The Eagle, er, the Emirates, has landed. At Dallas-Fort Worth International Airport, at about 8:45 this morning, to great fanfare – as shown in the photo above of the so-called “shower of affection” that was accorded the Boeing 777-200LR aircraft upon touchdown. (“Shower of affection” means something else where I come from, but apparently this is an aviation ritual.) The plane had left Dubai about 16 hours earlier, becoming Emirates Airline’s first-ever daily, non-stop flight to D/FW. It was scheduled to turn around and head back to the United Arab Emirates a couple of hours later.
As part of the inaugural hullabaloo, various government and airline officials cut a cake, said “Howdy” a lot, and gave each other gifts. Fort Worth Mayor Betsy Price handed Yousef Al Otaiba, the UAE ambassador to the United States, her black cowboy hat. When the ambassador (they actually call him “Excellency”) put it on, he joked, “I’m gonna get shot when I get back to D.C.” That was an apparent reference to the Cowboys-Redskins rivalry (we think).

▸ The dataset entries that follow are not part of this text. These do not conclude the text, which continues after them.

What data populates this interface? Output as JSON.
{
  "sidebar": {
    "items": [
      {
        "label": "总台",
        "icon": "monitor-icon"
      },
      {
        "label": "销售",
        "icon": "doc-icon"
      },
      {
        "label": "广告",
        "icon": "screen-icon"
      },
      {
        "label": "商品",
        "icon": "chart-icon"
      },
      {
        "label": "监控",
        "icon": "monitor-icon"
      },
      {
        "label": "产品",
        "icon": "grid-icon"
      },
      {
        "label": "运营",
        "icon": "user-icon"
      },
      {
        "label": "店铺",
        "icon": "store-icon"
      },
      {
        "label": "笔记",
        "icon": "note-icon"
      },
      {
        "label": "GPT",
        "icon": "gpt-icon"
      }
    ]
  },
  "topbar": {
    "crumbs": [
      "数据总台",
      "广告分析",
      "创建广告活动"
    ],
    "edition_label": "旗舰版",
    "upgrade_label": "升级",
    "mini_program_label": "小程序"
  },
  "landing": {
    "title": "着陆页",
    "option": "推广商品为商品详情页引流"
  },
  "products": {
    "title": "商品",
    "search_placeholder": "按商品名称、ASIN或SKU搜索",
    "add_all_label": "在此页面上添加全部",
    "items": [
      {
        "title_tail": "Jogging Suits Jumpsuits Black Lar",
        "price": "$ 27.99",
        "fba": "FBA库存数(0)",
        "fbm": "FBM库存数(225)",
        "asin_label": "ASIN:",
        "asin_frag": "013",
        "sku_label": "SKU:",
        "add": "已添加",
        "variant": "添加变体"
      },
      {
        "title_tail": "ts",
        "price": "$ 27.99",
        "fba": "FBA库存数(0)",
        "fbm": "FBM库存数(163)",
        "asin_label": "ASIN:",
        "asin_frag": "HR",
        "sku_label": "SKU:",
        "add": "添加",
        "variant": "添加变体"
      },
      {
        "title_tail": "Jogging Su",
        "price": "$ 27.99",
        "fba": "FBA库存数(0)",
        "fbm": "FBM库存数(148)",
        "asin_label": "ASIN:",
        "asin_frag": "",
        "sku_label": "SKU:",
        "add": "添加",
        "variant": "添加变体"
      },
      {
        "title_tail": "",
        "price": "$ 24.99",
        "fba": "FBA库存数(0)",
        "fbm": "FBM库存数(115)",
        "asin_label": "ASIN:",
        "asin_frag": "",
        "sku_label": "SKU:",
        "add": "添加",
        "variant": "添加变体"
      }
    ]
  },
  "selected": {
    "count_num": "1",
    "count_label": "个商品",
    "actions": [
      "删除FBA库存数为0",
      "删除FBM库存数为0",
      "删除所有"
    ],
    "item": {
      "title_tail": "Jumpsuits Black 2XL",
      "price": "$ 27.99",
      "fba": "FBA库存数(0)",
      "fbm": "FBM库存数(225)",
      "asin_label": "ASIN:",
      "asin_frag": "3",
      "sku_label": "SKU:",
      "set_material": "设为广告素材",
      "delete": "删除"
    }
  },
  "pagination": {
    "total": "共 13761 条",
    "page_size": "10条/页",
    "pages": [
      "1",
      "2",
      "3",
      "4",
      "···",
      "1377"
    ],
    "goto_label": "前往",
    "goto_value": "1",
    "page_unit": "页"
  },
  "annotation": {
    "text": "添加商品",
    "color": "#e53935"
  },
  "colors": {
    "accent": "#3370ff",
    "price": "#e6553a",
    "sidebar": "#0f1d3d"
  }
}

The officials also said that Texas is the U.S. leader in exports to the UAE, accounting for $2 billion of the $16 billion that’s logged annually. That figure, they added, is sure to increase with the new service to Dubai, which in turn will offer flyers connections to many more destinations in the Middle East, Africa and the Indian Subcontinent.
At that they opened up the 777 for a quick tour, showing off the plane’s gourmet grub, red-capped flight attendants (see below), all-class entertainment system (100 TV channels, 500 audio channels, 100 video games, etc., at each screen), and luxury seating. At each of the “lie-flat” beds in Business Class, for example, rose petals had been strewn, and one immaculate little pair of white “sleeping socks” had been set out. The 777 seats 266 passengers in all, eight in private suites with their own bar.
According to Nigel Page, Emirates’ senior VP for commercial operations, the new service is expected to produce an economic impact of $227 million on North Texas annually. He said that today’s flight from Dubai had been at 76 percent of capacity, that the return flight would be 100 percent full, and that he expected all the airline’s daily flights to average 75 percent capacity in the early going.